(Dataset rows for apps and sites)
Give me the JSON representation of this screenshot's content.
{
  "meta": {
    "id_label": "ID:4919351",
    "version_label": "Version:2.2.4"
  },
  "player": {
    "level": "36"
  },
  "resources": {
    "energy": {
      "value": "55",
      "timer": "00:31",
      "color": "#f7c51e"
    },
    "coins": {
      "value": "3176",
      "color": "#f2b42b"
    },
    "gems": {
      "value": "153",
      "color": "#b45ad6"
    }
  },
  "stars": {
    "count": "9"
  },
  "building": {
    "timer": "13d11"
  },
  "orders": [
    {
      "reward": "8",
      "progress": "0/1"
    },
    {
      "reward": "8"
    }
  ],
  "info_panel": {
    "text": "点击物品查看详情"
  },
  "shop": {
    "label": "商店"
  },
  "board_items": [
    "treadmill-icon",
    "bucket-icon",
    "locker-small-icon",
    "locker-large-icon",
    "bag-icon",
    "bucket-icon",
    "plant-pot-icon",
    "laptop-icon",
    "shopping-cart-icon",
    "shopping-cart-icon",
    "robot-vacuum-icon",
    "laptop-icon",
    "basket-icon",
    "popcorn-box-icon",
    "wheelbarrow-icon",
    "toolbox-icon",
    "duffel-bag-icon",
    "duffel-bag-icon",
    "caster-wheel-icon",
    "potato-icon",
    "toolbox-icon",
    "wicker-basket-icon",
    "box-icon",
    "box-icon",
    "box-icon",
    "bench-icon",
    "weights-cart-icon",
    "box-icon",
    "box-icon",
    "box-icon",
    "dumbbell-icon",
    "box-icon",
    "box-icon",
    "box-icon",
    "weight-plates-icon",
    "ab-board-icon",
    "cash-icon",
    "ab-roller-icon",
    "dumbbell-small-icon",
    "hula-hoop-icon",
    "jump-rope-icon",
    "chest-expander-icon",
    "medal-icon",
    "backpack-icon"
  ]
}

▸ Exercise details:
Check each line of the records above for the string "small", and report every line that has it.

▸ Task answer:
    "locker-small-icon",
    "dumbbell-small-icon",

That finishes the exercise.